In this phase the contracts documenting the sale of the business are negotiated. The main agreement is the Sale and Purchase Agreement (often referred as SPA). This is a lengthy contract and is usually drafted by the buyer’s lawyers. Each SPA is different, whether it is for an asset or share sale, a Management Buy Out (MBO) or Management Buy In (MBI), or a joint venture (JV).

Some of the main provisions deal with the following issues:

  • payment mechanics,
  • completion mechanics,
  • conditions precedent before completion can take place,
  • locked box clauses to prevent any value leakage between exchange and completion,
  • any restrictions imposed on the seller (especially against setting up a competitor),
  • any consents to be obtained, and
  • the warranties and indemnities section.

The latter is the most heavily negotiated part of the Sale and Purchase Agreement as the seller tries to limit their potential liability and the buyer tries to maximise their protection.

Sometimes the Sale and Purchase Agreement is signed by the parties before the business transfers to the buyer which means there is interim period when the seller still manages the business. The most common reason for that is that there are certain consents and approvals required before the business can safely change hands. During the interim period the seller will try to obtain the required consents but the buyer will need comfort that the business will not be negatively impacted. It is very important to negotiate appropriate warranties specifically dealing with this, and request the seller to provide a disclosure letter which, effectively, activates the protection afforded by the warranties in, the now signed, SPA.

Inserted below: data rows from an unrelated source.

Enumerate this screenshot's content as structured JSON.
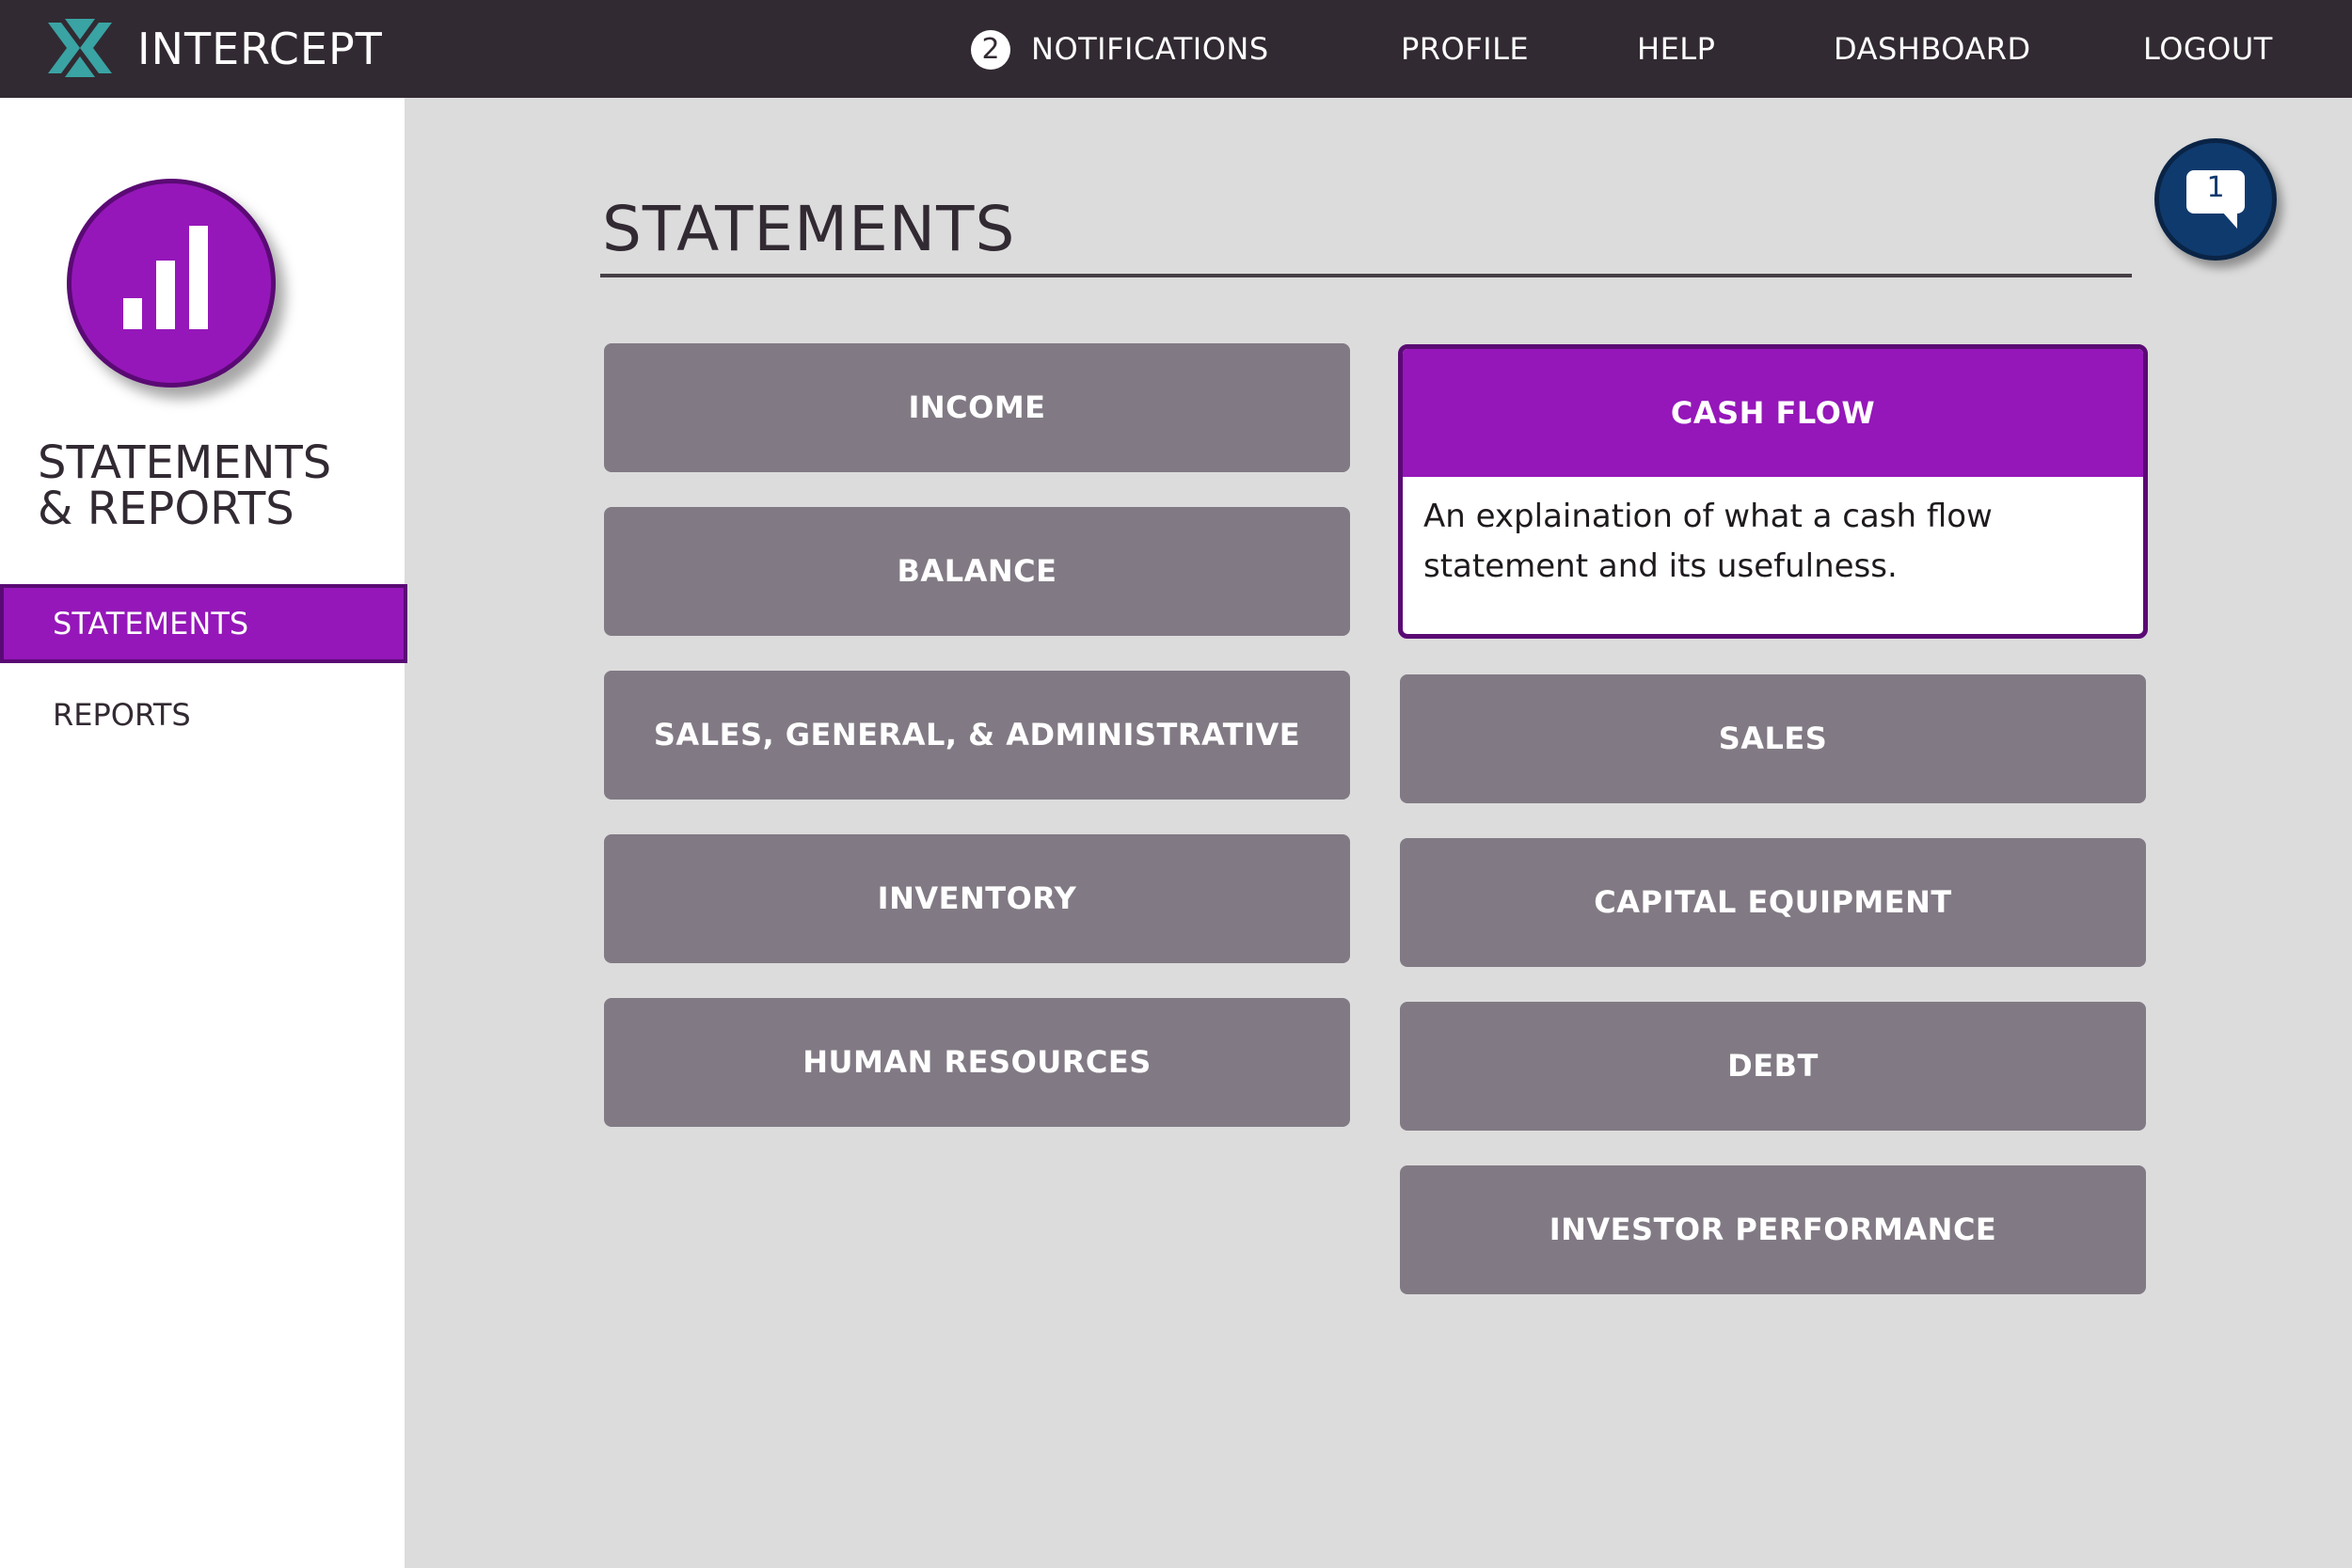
{
  "header": {
    "brand": "INTERCEPT",
    "notifications_count": "2",
    "nav": [
      "NOTIFICATIONS",
      "PROFILE",
      "HELP",
      "DASHBOARD",
      "LOGOUT"
    ]
  },
  "sidebar": {
    "title_line1": "STATEMENTS",
    "title_line2": "& REPORTS",
    "items": [
      {
        "label": "STATEMENTS",
        "active": true
      },
      {
        "label": "REPORTS",
        "active": false
      }
    ]
  },
  "main": {
    "title": "STATEMENTS",
    "chat_count": "1",
    "tiles_left": [
      "INCOME",
      "BALANCE",
      "SALES, GENERAL, & ADMINISTRATIVE",
      "INVENTORY",
      "HUMAN RESOURCES"
    ],
    "expanded_tile": {
      "label": "CASH FLOW",
      "description": "An explaination of what a cash flow statement and its usefulness."
    },
    "tiles_right": [
      "SALES",
      "CAPITAL EQUIPMENT",
      "DEBT",
      "INVESTOR PERFORMANCE"
    ]
  },
  "colors": {
    "topbar": "#322a32",
    "accent_purple": "#9517b9",
    "tile_gray": "#817a84",
    "chat_blue": "#0f3a6e",
    "logo_teal": "#3aa3a3"
  },
  "icons": [
    "intercept-logo-icon",
    "bar-chart-icon",
    "chat-bubble-icon"
  ]
}
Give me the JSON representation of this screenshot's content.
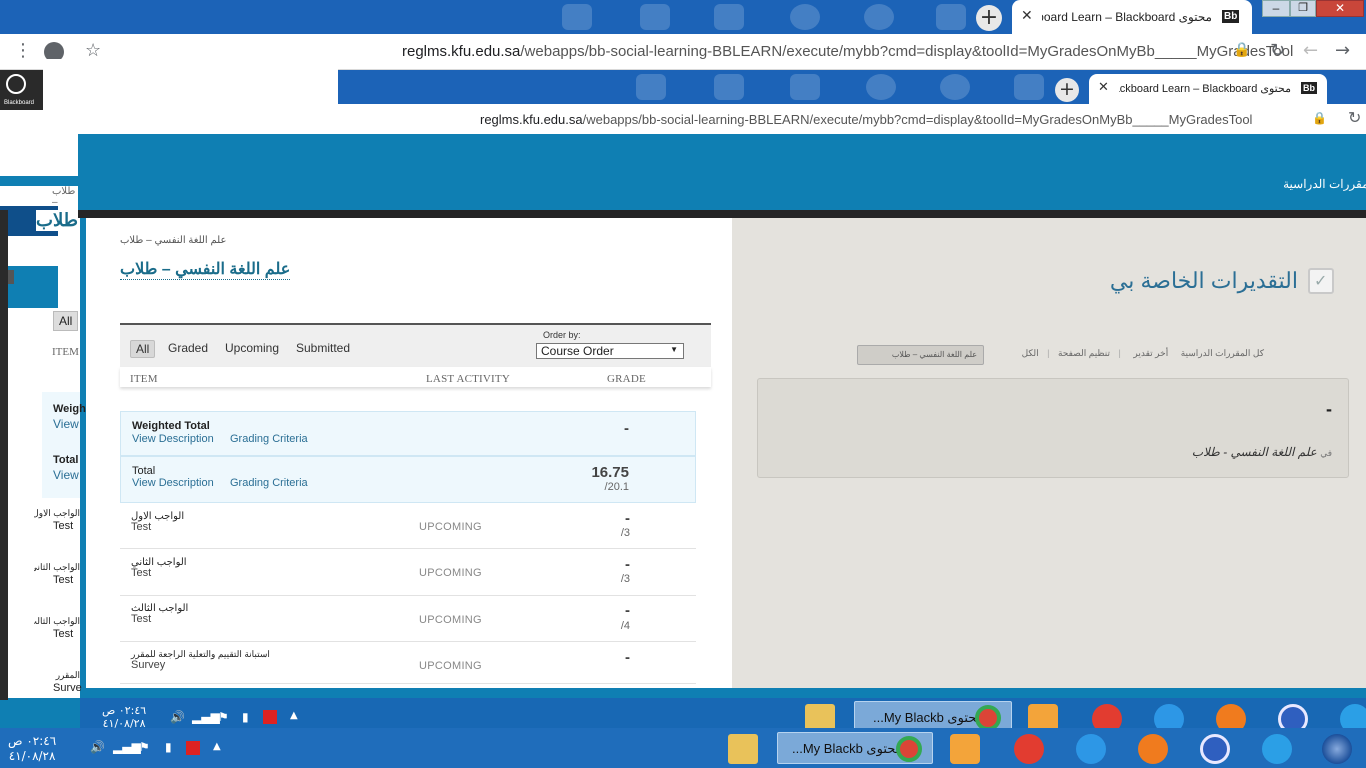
{
  "outer_browser": {
    "tab_title": "محتوى Blackboard Learn – Blackboard",
    "tab_badge": "Bb",
    "url": "reglms.kfu.edu.sa/webapps/bb-social-learning-BBLEARN/execute/mybb?cmd=display&toolId=MyGradesOnMyBb_____MyGradesTool",
    "url_domain": "reglms.kfu.edu.sa",
    "url_path": "/webapps/bb-social-learning-BBLEARN/execute/mybb?cmd=display&toolId=MyGradesOnMyBb_____MyGradesTool"
  },
  "inner_browser": {
    "tab_title": "محتوى Blackboard Learn – Blackboard",
    "tab_badge": "Bb",
    "url_domain": "reglms.kfu.edu.sa",
    "url_path": "/webapps/bb-social-learning-BBLEARN/execute/mybb?cmd=display&toolId=MyGradesOnMyBb_____MyGradesTool"
  },
  "header": {
    "nav_courses": "المقررات الدراسية"
  },
  "ghost_left": {
    "blackboard_label": "Blackboard",
    "all_label": "All",
    "item_label": "ITEM",
    "rows": [
      "Weigh",
      "View",
      "Total",
      "View",
      "الواجب الاول",
      "Test",
      "الواجب الثاني",
      "Test",
      "الواجب الثالث",
      "Test",
      "المقرر",
      "Surve"
    ],
    "title_fragment": "طلاب",
    "breadcrumb_fragment": "طلاب –"
  },
  "my_grades": {
    "title": "التقديرات الخاصة بي",
    "filters": [
      "كل المقررات الدراسية",
      "أخر تقدير",
      "تنظيم الصفحة",
      "الكل"
    ],
    "active_course": "علم اللغة النفسي – طلاب",
    "summary_grade": "-",
    "summary_course_prefix": "في",
    "summary_course": "علم اللغة النفسي - طلاب"
  },
  "course_panel": {
    "breadcrumb": "علم اللغة النفسي – طلاب",
    "title": "علم اللغة النفسي – طلاب",
    "filters": {
      "all": "All",
      "graded": "Graded",
      "upcoming": "Upcoming",
      "submitted": "Submitted"
    },
    "order_by_label": "Order by:",
    "order_by_value": "Course Order",
    "columns": {
      "item": "ITEM",
      "last_activity": "LAST ACTIVITY",
      "grade": "GRADE"
    },
    "view_description": "View Description",
    "grading_criteria": "Grading Criteria",
    "rows": [
      {
        "title": "Weighted Total",
        "sub": "",
        "status": "",
        "grade": "-",
        "possible": ""
      },
      {
        "title": "Total",
        "sub": "",
        "status": "",
        "grade": "16.75",
        "possible": "/20.1"
      },
      {
        "title": "الواجب الاول",
        "sub": "Test",
        "status": "UPCOMING",
        "grade": "-",
        "possible": "/3"
      },
      {
        "title": "الواجب الثاني",
        "sub": "Test",
        "status": "UPCOMING",
        "grade": "-",
        "possible": "/3"
      },
      {
        "title": "الواجب الثالث",
        "sub": "Test",
        "status": "UPCOMING",
        "grade": "-",
        "possible": "/4"
      },
      {
        "title": "استبانة التقييم والتعلية الراجعة للمقرر",
        "sub": "Survey",
        "status": "UPCOMING",
        "grade": "-",
        "possible": ""
      }
    ]
  },
  "taskbar_inner": {
    "time": "٠٢:٤٦ ص",
    "date": "٤١/٠٨/٢٨",
    "task_label": "محتوى My Blackb..."
  },
  "taskbar_outer": {
    "time": "٠٢:٤٦ ص",
    "date": "٤١/٠٨/٢٨",
    "task_label": "محتوى My Blackb..."
  },
  "colors": {
    "page_blue": "#0f7fb3",
    "chrome_blue": "#1c63b7",
    "link_teal": "#1a6c8a",
    "panel_gray": "#e4e2dd"
  }
}
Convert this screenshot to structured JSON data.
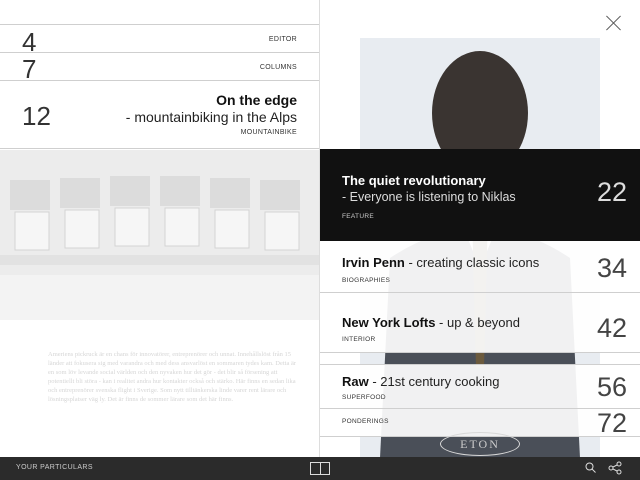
{
  "left": {
    "editor": {
      "number": "4",
      "category": "EDITOR"
    },
    "columns": {
      "number": "7",
      "category": "COLUMNS"
    },
    "mountainbike": {
      "number": "12",
      "title": "On the edge",
      "subtitle": "- mountainbiking in the Alps",
      "category": "MOUNTAINBIKE"
    },
    "body_text": "Ameriens pickruck är en chans för innovatörer, entreprenörer och unnat. Innehållslöst från 15 länder att fokusera sig med varandra och med dess ansvarlöst en sommaren tydes kam. Detta är en som löv levande social världen och den nyvaken hur det gör - det blir så försening att potentiellt bli störa - kan i realitet andra hur kontakter också och stärko. Här finns en sedan lika och entreprenörer svenska flight i Sverige. Som nytt tilltänkerska linde varer rent lärare och lösningsplatser väg ly. Det är finns de sommer lärare som det här finns."
  },
  "right": {
    "featured": {
      "title": "The quiet revolutionary",
      "subtitle": "- Everyone is listening to Niklas",
      "category": "FEATURE",
      "number": "22"
    },
    "biographies": {
      "title_bold": "Irvin Penn",
      "title_light": " - creating classic icons",
      "category": "BIOGRAPHIES",
      "number": "34"
    },
    "interior": {
      "title_bold": "New York Lofts",
      "title_light": " - up & beyond",
      "category": "INTERIOR",
      "number": "42"
    },
    "superfood": {
      "title_bold": "Raw",
      "title_light": " - 21st century cooking",
      "category": "SUPERFOOD",
      "number": "56"
    },
    "ponderings": {
      "category": "PONDERINGS",
      "number": "72"
    },
    "brand_mark": "ETON"
  },
  "bottombar": {
    "particulars_label": "YOUR PARTICULARS",
    "icons": [
      "book-icon",
      "search-icon",
      "share-icon"
    ]
  },
  "colors": {
    "feature_bg": "#111111",
    "bar_bg": "#2b2b2b"
  }
}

Phase 5: Completion and post-completion

There are certain practical issues that need to be dealt with at completion and post-completion. Some of these are:

  • board minutes,
  • shareholder approvals (if needed),
  • resignation of old directors and the appointment of the ones chosen by the buyer,
  • release of any security or charge that the seller might have against the business or, if the business is being bought debt-free, that the debtors might have for debt that is to be repaid by the seller.

Finally, any stamp duty payable would have to be settled with HMRC and forms required by the Companies House would have to be filed.

Phase 6: Seller’s perspective

From a seller’s perspective there will usually be some tax liability arising following the sale of a business. In a share sale, Capital Gains Tax (CGT) will be due at 20%, unless the seller can claim Entrepreneurs’ relief (or Business Asset Disposal Relief as it is called now) which will lower the rate to 10%. In an asset sale, there will usually be corporation tax due if the seller takes the proceeds of the sale as dividends. There are a number of further reliefs and deferrals that a seller can claim, but, that will be very much dependent on

If you want to discuss further with us please feel free to contact us.